Just after 6 a.m. on Wednesday, Fox & Friends began its broadcast with what struck me as a bit of a belated admission. “We know there’s no red wave,” said co-host Brian Kilmeade, as a graphic depicting the deadlocked race to control the Senate came on screen. “We got it.” Took them long enough.
I spent election night mainly toggling between four different cable news networks’ coverage of the midterms. For viewers of CNN, MSNBC, and NewsNation, it became clear well before midnight that the predicted “red wave” was actually more of a red herring. Extrapolating from unexpectedly strong Democratic showings in certain bellwether House races—the Virginia 7th, where beleaguered Democrat Abigail Spanberger beat back her Republican challenger; the Rhode Island 2nd, where Democrat Seth Magaziner held off Republican Allan Fung, the generally beloved ex-mayor of Cranston—these networks realized that Republicans were underperforming expectations, and they communicated this new information swiftly.
Fox News, though, was reluctant to declare the obvious. As I dipped in and out of its coverage Tuesday night, it became clear that the network was keying in on isolated bits of good news for Republicans. Ron DeSantis’ trouncing of Democrat Charlie Crist in the Florida gubernatorial race elicited much mirth and good feelings from Fox’s hosts and panelists, even as less prominent Republican candidates in less visible races across the country failed to trounce anyone. As NewsNation’s Leland Vittert was directly asking ex-Wisconsin Gov. Scott Walker about Republican underperformance, on Fox News Karl Rove was blithely predicting that Republicans were still on pace to take a 30-seat lead in the House. (As of right now, it’s unclear if they’ll even win control of the legislature.) Even well after midnight, when at least a few of Fox’s panelists were beginning to tacitly acknowledge the folly in the GOP’s “nominate angry weirdos” strategy, Rove was still staring at his phone—note to all cable news anchors and commentators: Please stop doing this while you’re on the air!—while arguing that the Republicans were still likely to take a 20-seat House lead.
Rove has been periodically overinflating Republicans’ electoral chances on Fox News for a decade now, so it’s no big surprise that he did it again on Tuesday night. And I suppose it’s no big surprise that Fox News was reluctant to acknowledge Republicans’ disappointing showing, especially given the price the network paid for doing the opposite two years ago. On election night 2020, you will remember, Fox News was the very first network—by, like, days—to correctly call Arizona for Joe Biden. This early call sabotaged Donald Trump’s plans to prematurely declare victory that night, thus making Trump very mad at Fox and causing many of his biggest fans to temporarily abandon the network for far-right rivals OANN and Newsmax. Fox News eventually recovered from this ratings hiccup, and it did so by doubling down on dumb bullshit while getting rid of reality-based commentators and analysts such as Chris Stirewalt, then the network’s political director, who helped make and defend the Arizona call in 2020.

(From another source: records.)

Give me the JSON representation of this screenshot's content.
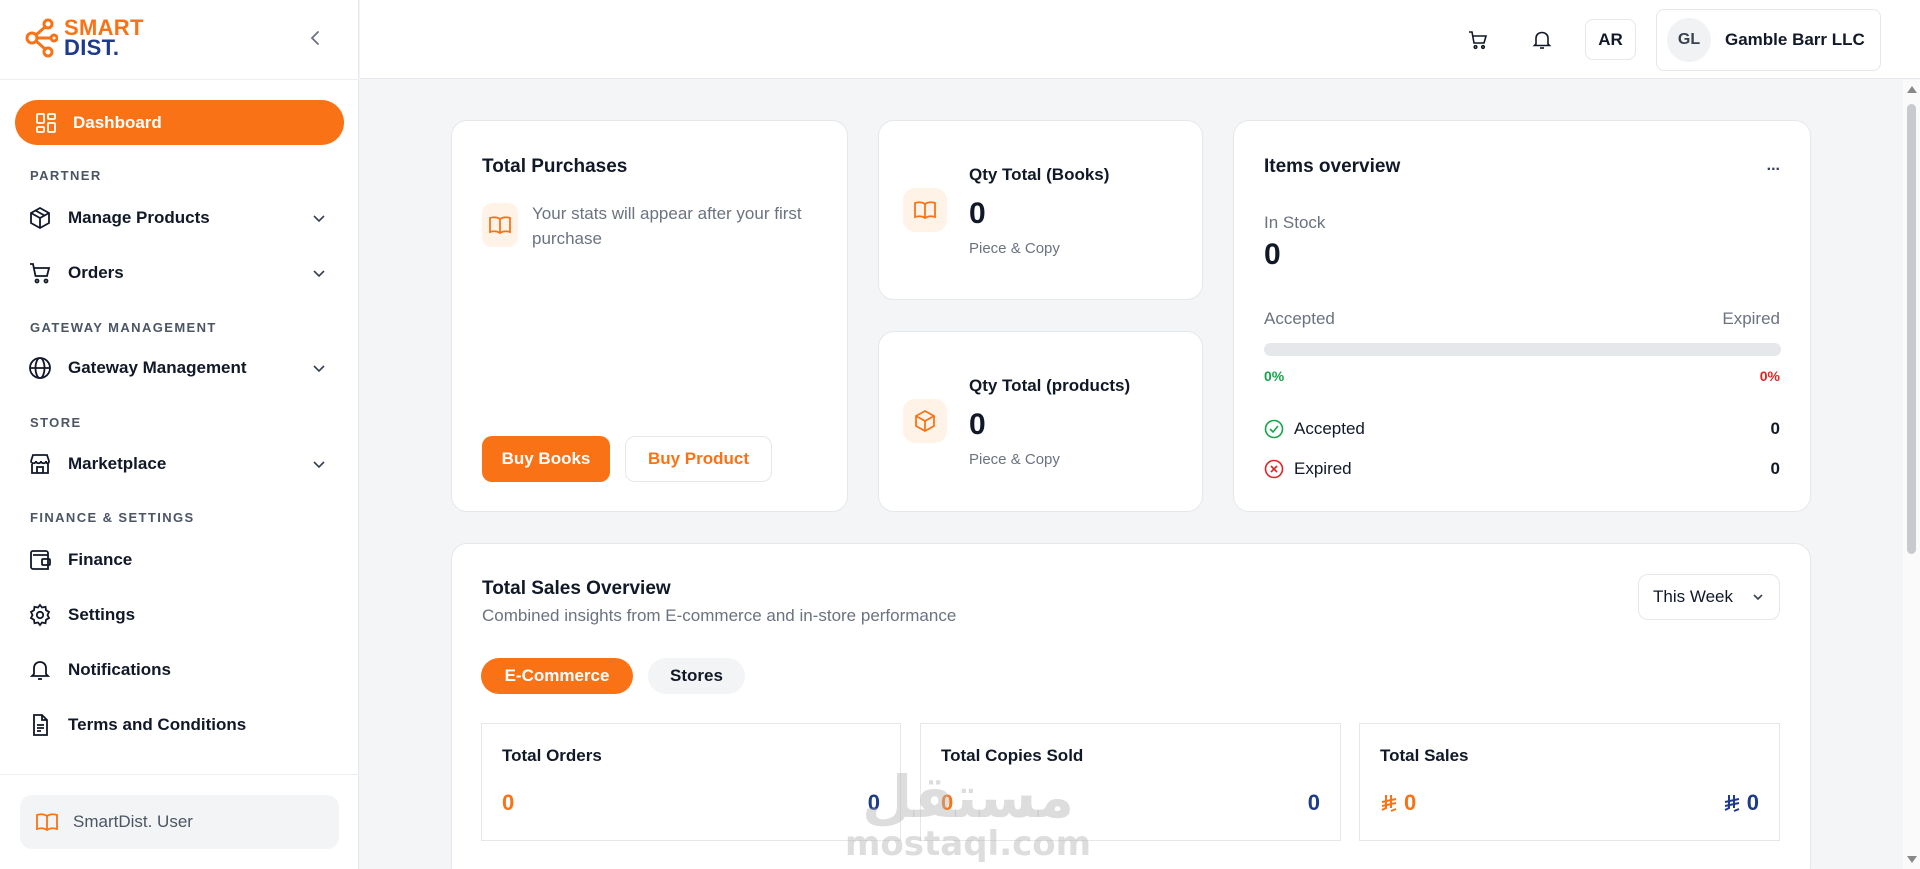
{
  "brand": {
    "line1": "SMART",
    "line2": "DIST."
  },
  "sidebar": {
    "active_item": "Dashboard",
    "sections": {
      "partner": "PARTNER",
      "gateway": "GATEWAY MANAGEMENT",
      "store": "STORE",
      "finance": "FINANCE & SETTINGS"
    },
    "items": {
      "manage_products": "Manage Products",
      "orders": "Orders",
      "gateway_management": "Gateway Management",
      "marketplace": "Marketplace",
      "finance": "Finance",
      "settings": "Settings",
      "notifications": "Notifications",
      "terms": "Terms and Conditions"
    },
    "user": "SmartDist. User"
  },
  "header": {
    "language": "AR",
    "avatar_initials": "GL",
    "account_name": "Gamble Barr LLC"
  },
  "total_purchases": {
    "title": "Total Purchases",
    "message": "Your stats will appear after your first purchase",
    "buy_books": "Buy Books",
    "buy_product": "Buy Product"
  },
  "qty_books": {
    "title": "Qty Total (Books)",
    "value": "0",
    "unit": "Piece & Copy"
  },
  "qty_products": {
    "title": "Qty Total (products)",
    "value": "0",
    "unit": "Piece & Copy"
  },
  "items_overview": {
    "title": "Items overview",
    "menu": "...",
    "in_stock_label": "In Stock",
    "in_stock_value": "0",
    "accepted_label": "Accepted",
    "expired_label": "Expired",
    "accepted_pct": "0%",
    "expired_pct": "0%",
    "accepted_fraction": 0,
    "rows": {
      "accepted": {
        "label": "Accepted",
        "value": "0"
      },
      "expired": {
        "label": "Expired",
        "value": "0"
      }
    }
  },
  "sales_overview": {
    "title": "Total Sales Overview",
    "subtitle": "Combined insights from E-commerce and in-store performance",
    "period": "This Week",
    "tabs": {
      "ecommerce": "E-Commerce",
      "stores": "Stores"
    },
    "stats": {
      "orders": {
        "label": "Total Orders",
        "left": "0",
        "right": "0"
      },
      "copies": {
        "label": "Total Copies Sold",
        "left": "0",
        "right": "0"
      },
      "sales": {
        "label": "Total Sales",
        "left": "0",
        "right": "0"
      }
    }
  },
  "watermark": {
    "arabic": "مستقل",
    "latin": "mostaql.com"
  },
  "colors": {
    "accent": "#f97316",
    "navy": "#1e3a8a",
    "success": "#16a34a",
    "danger": "#dc2626"
  }
}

On Tuesday night, Stirewalt was offering insightful and relevant election analysis on the upstart network NewsNation, while Fox’s coverage was being anchored by Martha MacCallum and Bret Baier—who in 2020, with the presidential election outcome still up in the air, according to a recent book by Peter Baker and Susan Glasser, asked Fox to retract its Arizona call, noting that “the Trump campaign was really pissed” and that the “situation is getting uncomfortable. Really uncomfortable. I keep having to defend this on air.” Last night, Fox News tried to stave off discomfort for as long as it possibly could.